Based on their videos and videos created by other divers, they devised an animation simulation to create a 20-minute long piece that runs in a continuous loop. “We did something that combined reality and animation to give it a more lifelike feel,” Nielsen said. “In this movie, we see a shift in perspective. At first we see Siphonophores, but we can turn around and see the world from an animal perspective. Siphonophores have no eyes. How can you see the world from a perspective? Through your imagination. “
In parallel with “Translation”, Superflex created another piece “Interspecies Assembly” to be installed Located in Central Park near Naumberg Bandshell. It is a 46-foot circle separated by seven large slabs of pink marble, engraved with the words of the covenant. “When you enter the stone circle, you agree to a contract to stay idle for at least five minutes,” Fenger said. “To understand other creatures on Earth, we need to listen quietly.” Superflex chose pink marble as a hint of coral that the coral polyps eat and color the reefs. “Marble will be there much longer than we are,” Christiansen said.
The existence of Siphonophores has been known for a long time, but research on its behavior is in its early stages. “One of the reasons they are so difficult to study is that we traditionally learn about deep-sea creatures by throwing nets,” Sosik said. “Syphonophores can’t survive on the net.” Her project at Woods Hole developed and launched a slow-moving robot called the Mesobot, which sneaks at the depths of the ocean. Siphonophores do not mistake it for a threat and escape because the mesobot produces very little eddy. The research team also employs shadowgraph images that analyze the bending of rays that collide with gelatinous organisms. “We can put the camera down and continue 15 frames per second for hours,” she said. “When they are in their habitat, they are amazingly beautiful.”
The vast amount of organic matter in the twilight zone has attracted the attention of commercial fisheries that can be harvested for the production of fish meal, krill oil and fish oil used in aquaculture. “Human has a history of overfishing protein sources in the ocean,” Sosik said. Most of the twilight zones are outside the territorial waters and require international cooperation to protect them.

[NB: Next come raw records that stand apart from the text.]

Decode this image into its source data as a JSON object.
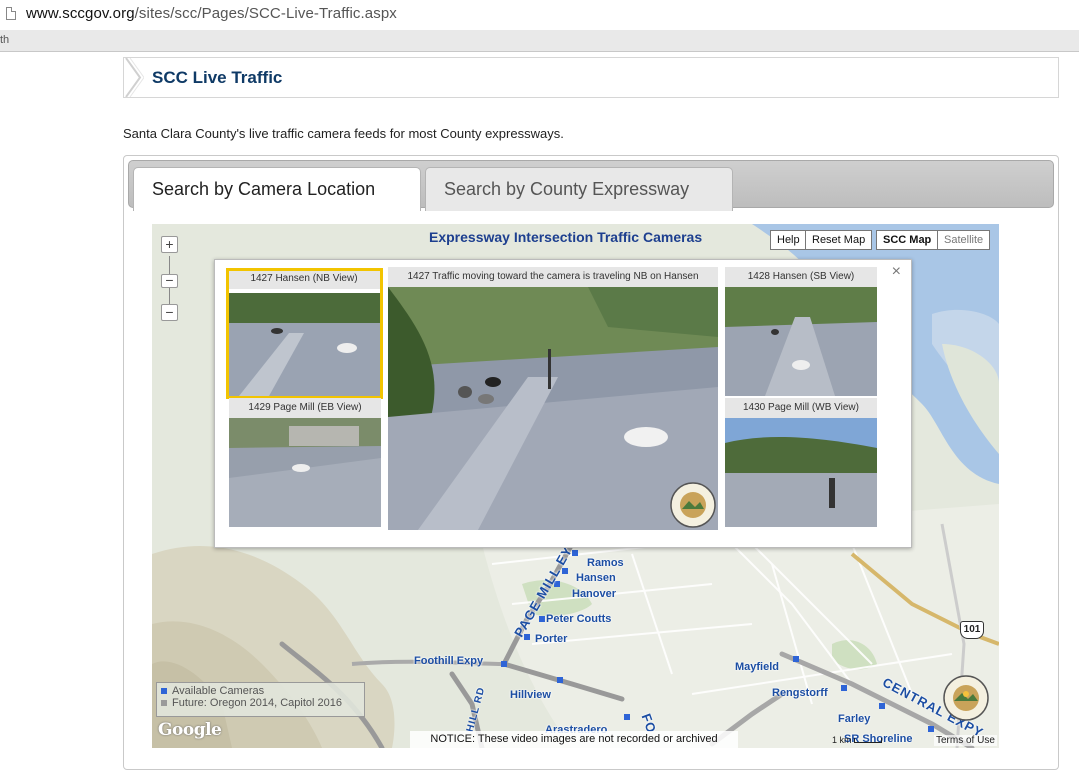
{
  "browser": {
    "url_host": "www.sccgov.org",
    "url_path": "/sites/scc/Pages/SCC-Live-Traffic.aspx",
    "bookmark_fragment": "th"
  },
  "page": {
    "title": "SCC Live Traffic",
    "intro": "Santa Clara County's live traffic camera feeds for most County expressways."
  },
  "tabs": [
    {
      "label": "Search by Camera Location",
      "active": true
    },
    {
      "label": "Search by County Expressway",
      "active": false
    }
  ],
  "map": {
    "title": "Expressway Intersection Traffic Cameras",
    "buttons": {
      "help": "Help",
      "reset": "Reset Map",
      "scc_map": "SCC Map",
      "satellite": "Satellite"
    },
    "zoom": {
      "in": "+",
      "out": "−"
    },
    "popup": {
      "close": "×",
      "cameras": [
        {
          "label": "1427 Hansen (NB View)",
          "selected": true
        },
        {
          "label": "1427 Traffic moving toward the camera is traveling NB on Hansen"
        },
        {
          "label": "1428 Hansen (SB View)"
        },
        {
          "label": "1429 Page Mill (EB View)"
        },
        {
          "label": "1430 Page Mill (WB View)"
        }
      ]
    },
    "places": [
      "Ramos",
      "Hansen",
      "Hanover",
      "Peter Coutts",
      "Porter",
      "Foothill Expy",
      "Hillview",
      "Arastradero",
      "Mayfield",
      "Rengstorff",
      "Farley",
      "SR Shoreline"
    ],
    "roads": [
      "PAGE MILL EY",
      "CENTRAL EXPY",
      "HILL RD",
      "FO",
      "101"
    ],
    "legend": {
      "available": "Available Cameras",
      "future": "Future: Oregon 2014, Capitol 2016",
      "available_color": "#2e64d6",
      "future_color": "#9a9a9a"
    },
    "notice": "NOTICE: These video images are not recorded or archived",
    "attribution": "Google",
    "scale": "1 km",
    "terms": "Terms of Use"
  }
}
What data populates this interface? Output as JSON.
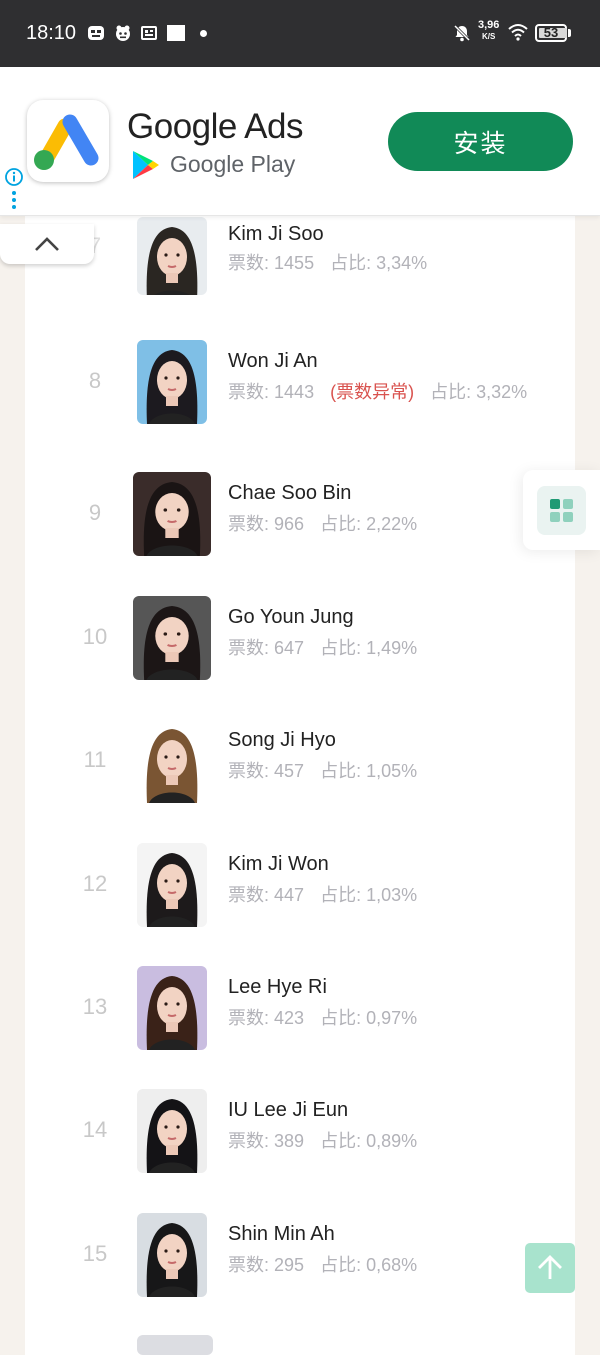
{
  "status_bar": {
    "time": "18:10",
    "net_speed": "3,96",
    "net_speed_unit": "K/S",
    "battery": "53",
    "icons": [
      "bitmoji-icon",
      "app-icon",
      "photo-icon",
      "square-icon",
      "dot-icon",
      "bell-off-icon",
      "wifi-icon",
      "battery-icon"
    ]
  },
  "ad": {
    "title": "Google Ads",
    "subtitle": "Google Play",
    "install_label": "安装",
    "accent": "#118a57"
  },
  "ranking": {
    "vote_prefix": "票数:",
    "share_prefix": "占比:",
    "anomaly_label": "(票数异常)",
    "anomaly_color": "#d9534f",
    "items": [
      {
        "rank": "7",
        "name": "Kim Ji Soo",
        "votes": "1455",
        "share": "3,34%"
      },
      {
        "rank": "8",
        "name": "Won Ji An",
        "votes": "1443",
        "share": "3,32%",
        "anomaly": true
      },
      {
        "rank": "9",
        "name": "Chae Soo Bin",
        "votes": "966",
        "share": "2,22%"
      },
      {
        "rank": "10",
        "name": "Go Youn Jung",
        "votes": "647",
        "share": "1,49%"
      },
      {
        "rank": "11",
        "name": "Song Ji Hyo",
        "votes": "457",
        "share": "1,05%"
      },
      {
        "rank": "12",
        "name": "Kim Ji Won",
        "votes": "447",
        "share": "1,03%"
      },
      {
        "rank": "13",
        "name": "Lee Hye Ri",
        "votes": "423",
        "share": "0,97%"
      },
      {
        "rank": "14",
        "name": "IU Lee Ji Eun",
        "votes": "389",
        "share": "0,89%"
      },
      {
        "rank": "15",
        "name": "Shin Min Ah",
        "votes": "295",
        "share": "0,68%"
      }
    ]
  },
  "colors": {
    "primary": "#118a57",
    "back_to_top": "#a8e3cd",
    "rank_text": "#c8c8c8",
    "stat_text": "#b2b2b8"
  }
}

Superflex reveals an ambiguous, large-scale and important phenomenon by applying “translation” to the secretariat building. Markus Reymann, director of TBA21-Academy, which has partnered with ART2030 on the project, said: “This is the first time I’ve done anything on this scale. With the exception of flashy, flashy and huge monuments, it’s an opportunity to convey something symbolic.”
The technique used to create “translation” is novel, but its purpose is to achieve what artists have traditionally sought. In other words, it reveals the characteristics of life that are usually overlooked. “The oldest trick in art books is to get people into something they are unaware of,” Nielsen said. “we hope…